Dominic College's 2020 Men's Day breakfast

The 2020 Men's Day breakfast was a great success raising over $2800 for scholarships for Salesian schools in Samoa. The breakfast featured an important address from our special guest, Mr Matthew Stolp, old scholar Class of 1989, as well as participation by our leaders and parents.

The International Men's Day breakfast was held in the Savio Centre at Dominic College on Tuesday 10 November, and over 150 guests, including many students, parents and old scholars, enjoyed a hearty breakfast, entertainment from the College's taiko drums group, a fine performance from Year 10 student Dione Oloroso, prayers and introductions from our leaders and parents.

Our special guest speaker, Mr Matthew Stolp, Year 10 Class of 1989, current Head of Arts at GYC, actor, performer and entertainer, spoke honestly about men, gender and identity.

"It’s easy to be cynical of a special day for men when we already hold most of the power and privilege in the world, " Matthew said. "But I did decide to talk today because I thought one good thing about International Men’s Day is that it’s an opportunity for us to look at ourselves as men and consider how we can become better."

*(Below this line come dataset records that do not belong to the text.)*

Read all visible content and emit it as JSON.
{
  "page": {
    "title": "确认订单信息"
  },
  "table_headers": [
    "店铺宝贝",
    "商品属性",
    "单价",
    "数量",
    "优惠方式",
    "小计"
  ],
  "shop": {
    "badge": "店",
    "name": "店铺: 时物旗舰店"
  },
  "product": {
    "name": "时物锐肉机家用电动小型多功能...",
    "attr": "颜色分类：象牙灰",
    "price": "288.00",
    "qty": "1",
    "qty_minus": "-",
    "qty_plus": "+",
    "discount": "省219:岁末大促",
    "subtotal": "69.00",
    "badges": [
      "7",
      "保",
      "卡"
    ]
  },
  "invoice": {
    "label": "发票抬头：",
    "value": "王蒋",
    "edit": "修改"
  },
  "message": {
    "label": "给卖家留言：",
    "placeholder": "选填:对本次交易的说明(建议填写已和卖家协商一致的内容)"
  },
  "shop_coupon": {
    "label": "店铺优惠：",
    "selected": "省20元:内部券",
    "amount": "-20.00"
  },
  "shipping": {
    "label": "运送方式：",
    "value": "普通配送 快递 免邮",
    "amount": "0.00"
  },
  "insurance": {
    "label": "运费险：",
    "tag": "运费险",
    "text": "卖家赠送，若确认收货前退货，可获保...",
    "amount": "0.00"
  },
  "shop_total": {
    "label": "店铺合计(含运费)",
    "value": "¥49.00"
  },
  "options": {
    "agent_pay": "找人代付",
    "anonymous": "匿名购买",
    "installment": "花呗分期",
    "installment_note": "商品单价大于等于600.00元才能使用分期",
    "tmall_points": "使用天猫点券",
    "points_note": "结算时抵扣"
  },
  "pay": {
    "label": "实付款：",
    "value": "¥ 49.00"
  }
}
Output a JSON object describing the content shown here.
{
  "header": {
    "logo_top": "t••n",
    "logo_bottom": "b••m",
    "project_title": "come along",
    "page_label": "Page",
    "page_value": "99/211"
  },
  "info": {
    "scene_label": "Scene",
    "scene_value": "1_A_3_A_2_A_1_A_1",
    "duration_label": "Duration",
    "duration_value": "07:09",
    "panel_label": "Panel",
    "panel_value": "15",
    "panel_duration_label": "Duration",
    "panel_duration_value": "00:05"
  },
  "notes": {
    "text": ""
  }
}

Matthew was at Dominic from 1979 through to Year 12 in 1991 and his five siblings also went through Dominic.

"I’d say my time at Dominic was pretty good all things considered. we had opportunities that gave us a sense of pride and success and I had some teachers that made me feel worthwhile. I made some good friends, a few of which I’m still friends with today. I learned some important lessons at Dominic, like the value of compassion and the power of Art in my own life. But perhaps like you, there were definitely times at school that I also felt nervous and confused, where I felt overlooked or like I didn’t belong. There were things, that I needed to learn, that were neglected and some lessons I learnt that were ill-informed or simply not right."

"No-one thought there was a need to discuss how to be a man. You just picked it up from the men around you and on the telly. My education about manhood was probably not too different from what you’re being taught today. We all know how to describe the stereotypical man: strong, brave, competitive, insensitive, leaders in business, government, crime, violence and war."

Matthew described events as he was growing up where masculine stereotypes were pushed and anything else rejected and belittled. This careless response hurt him.

"Dominic was a small town Catholic high school and Hobart was a remote part of the world in the 1980s, and it was a frightening and isolating place for a creative, sensitive, gay teenage boy who wasn’t that good at sport... People like me at that time were ridiculed, ostracised and even beaten up. My family were unable to be open to who I was, my friends would have rejected me. My school didn’t acknowledge different kinds of boys. The church degraded us and made us feel shameful and even the law in Tasmania persecuted us until 1997."

Matthew suggested that the world - the community, home, school and church - all failed him. But they also failed the boys who persecuted or ignored him.

"We are finally starting to see that our traditional understanding of manhood has in many ways done more harm in the world than good and there is a need to look critically at ourselves and take action to change" he said.

"Men don’t need to be scared that changing ideas about masculinity means we will lose our identity; it means we will improve our identity. It takes true courage for a group to relax its identity to include others and we must accept that real men can also be weak, nervous, shy, skinny, large, short, gay, transgender, spiritual, creative, intelligent, feminine, gentle, slow, anxious, differently abled, autistic and any of the kinds of men which have previously been rejected from the pack, including, in Australia, men of a different race, religion or colour." He concluded: "If you are any of these things, boys, it’s not just ok. It’s great – it’s what makes you unique and valuable to the world."

You can see more photos from the breakfast at our web gallery: Men's Day 2020.